## EXERCISE DESCRIPTION
In the entries that follow, which lines hold the string "JSON"? List them.

[Entries from a dataset of interfaces]
────────────────────────────────────────
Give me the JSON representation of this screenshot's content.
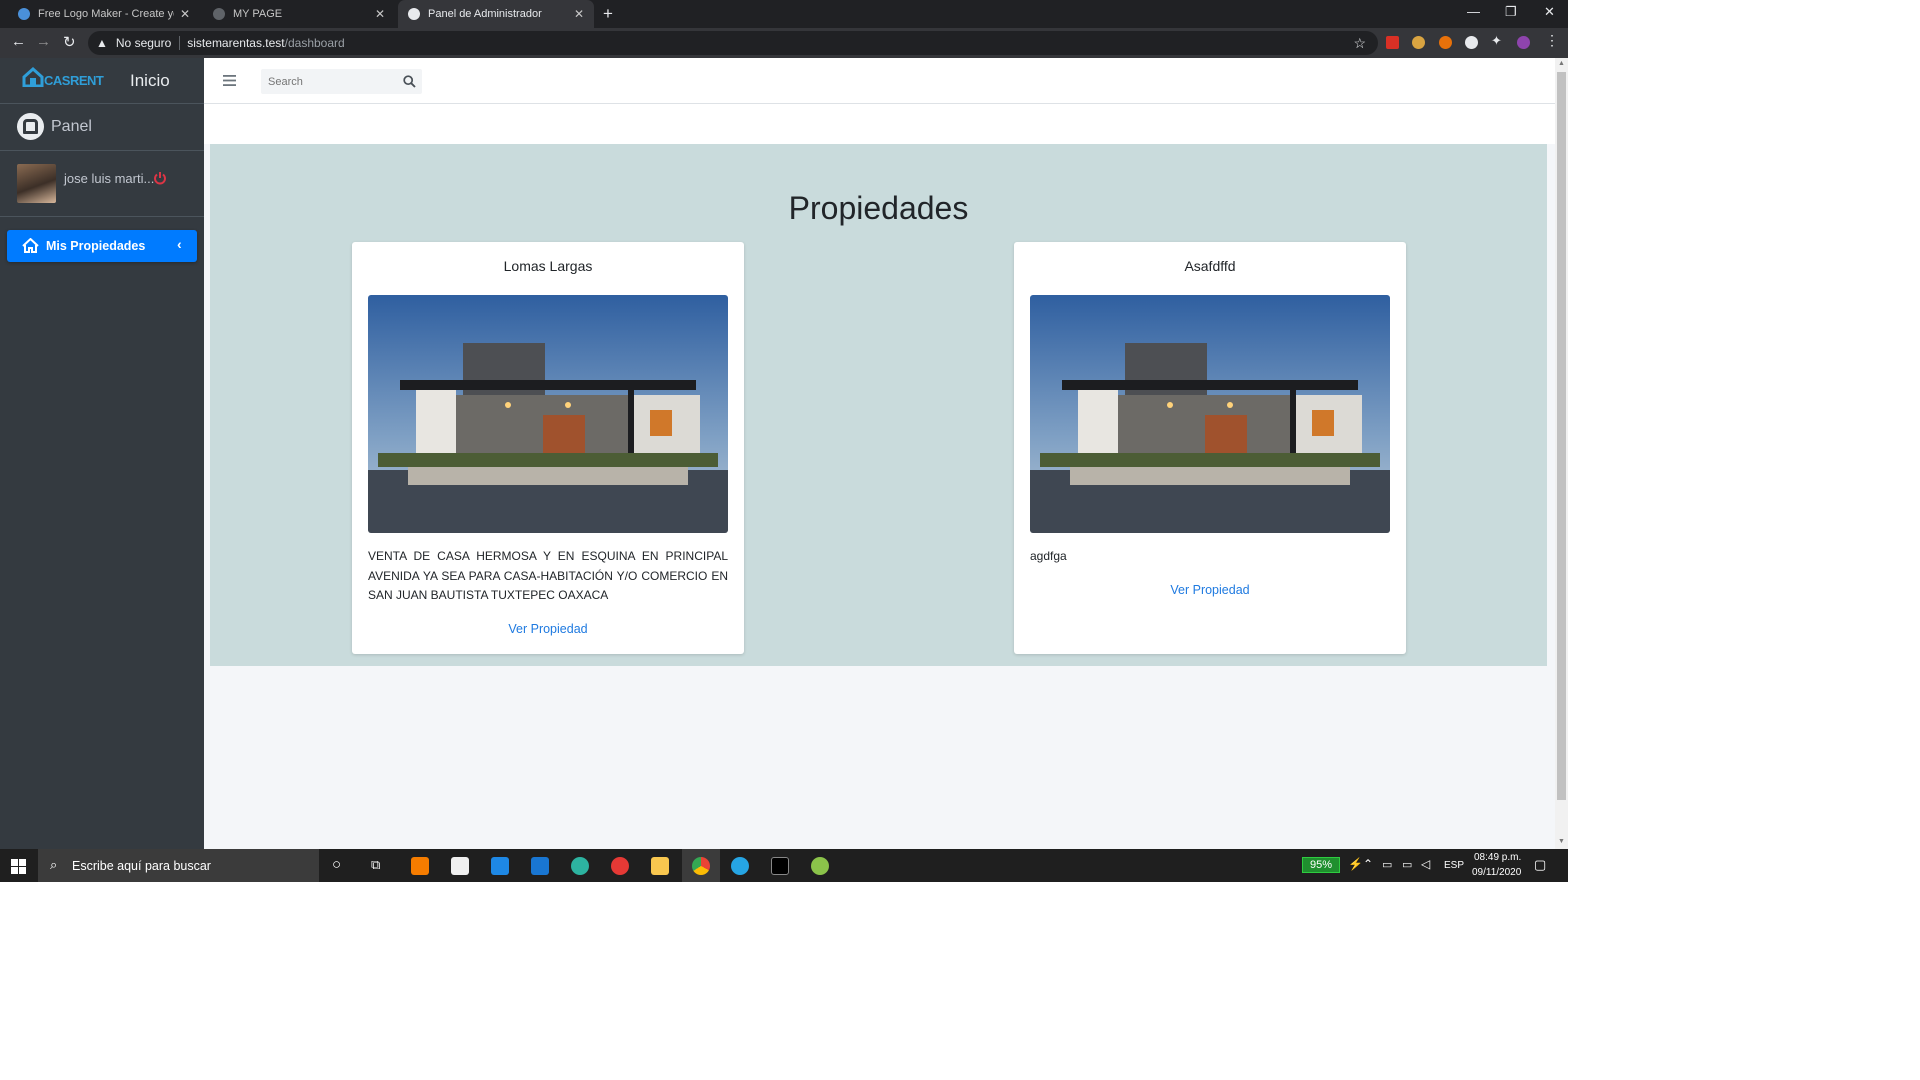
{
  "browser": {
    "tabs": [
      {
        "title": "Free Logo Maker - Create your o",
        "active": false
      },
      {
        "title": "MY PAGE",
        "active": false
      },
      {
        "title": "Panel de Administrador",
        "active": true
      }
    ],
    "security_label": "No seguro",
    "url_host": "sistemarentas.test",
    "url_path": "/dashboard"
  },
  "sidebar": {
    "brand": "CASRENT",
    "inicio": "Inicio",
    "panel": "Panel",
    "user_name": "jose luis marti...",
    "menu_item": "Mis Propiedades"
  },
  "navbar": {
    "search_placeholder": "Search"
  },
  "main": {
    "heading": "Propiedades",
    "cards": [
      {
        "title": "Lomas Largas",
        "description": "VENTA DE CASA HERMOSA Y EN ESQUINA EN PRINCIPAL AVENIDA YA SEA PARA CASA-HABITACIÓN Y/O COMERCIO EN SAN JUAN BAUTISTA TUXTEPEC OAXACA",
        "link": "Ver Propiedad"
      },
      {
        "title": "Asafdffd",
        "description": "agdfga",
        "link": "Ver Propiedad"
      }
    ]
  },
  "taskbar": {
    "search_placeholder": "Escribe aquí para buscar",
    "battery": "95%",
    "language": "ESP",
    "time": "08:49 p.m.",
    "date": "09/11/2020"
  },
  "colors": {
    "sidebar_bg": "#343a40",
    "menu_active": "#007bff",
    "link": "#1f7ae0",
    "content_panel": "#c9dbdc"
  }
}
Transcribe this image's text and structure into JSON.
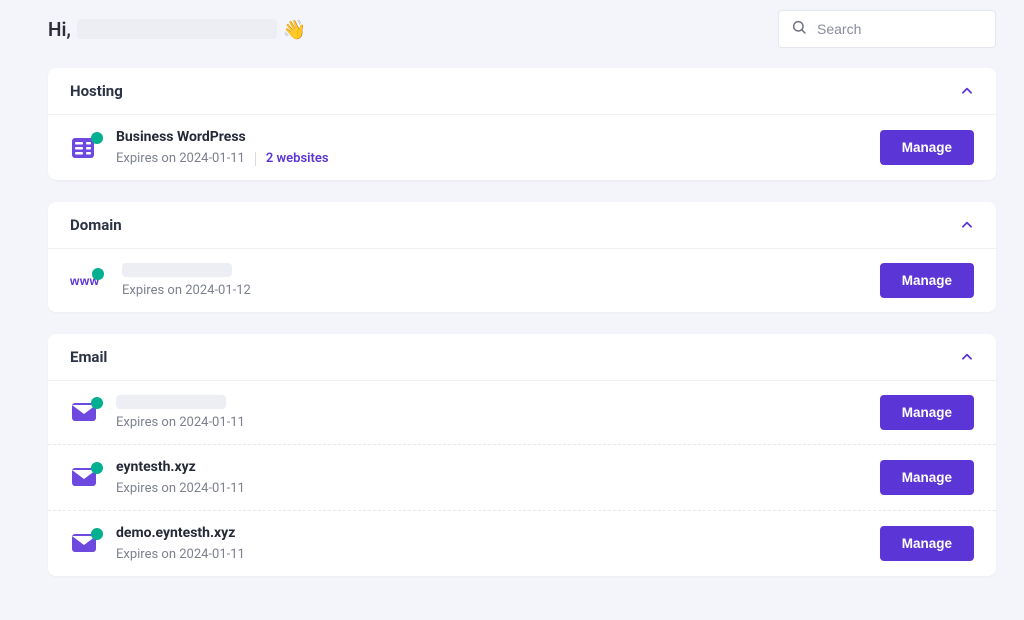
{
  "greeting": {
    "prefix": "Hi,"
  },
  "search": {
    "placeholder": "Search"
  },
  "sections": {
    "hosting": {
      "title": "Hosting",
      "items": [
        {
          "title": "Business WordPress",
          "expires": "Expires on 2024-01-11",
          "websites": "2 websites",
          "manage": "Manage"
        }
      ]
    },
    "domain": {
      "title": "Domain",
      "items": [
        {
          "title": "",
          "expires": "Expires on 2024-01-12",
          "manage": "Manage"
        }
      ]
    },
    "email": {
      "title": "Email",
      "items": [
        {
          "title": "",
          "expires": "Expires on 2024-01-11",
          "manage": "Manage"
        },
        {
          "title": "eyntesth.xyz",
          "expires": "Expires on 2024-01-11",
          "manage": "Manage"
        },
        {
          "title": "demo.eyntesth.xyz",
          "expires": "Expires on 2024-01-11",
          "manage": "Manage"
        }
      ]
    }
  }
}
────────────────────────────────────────
## RESPONSE AREA
Give me the JSON representation of this screenshot's content.
Transcribe this image's text and structure into JSON.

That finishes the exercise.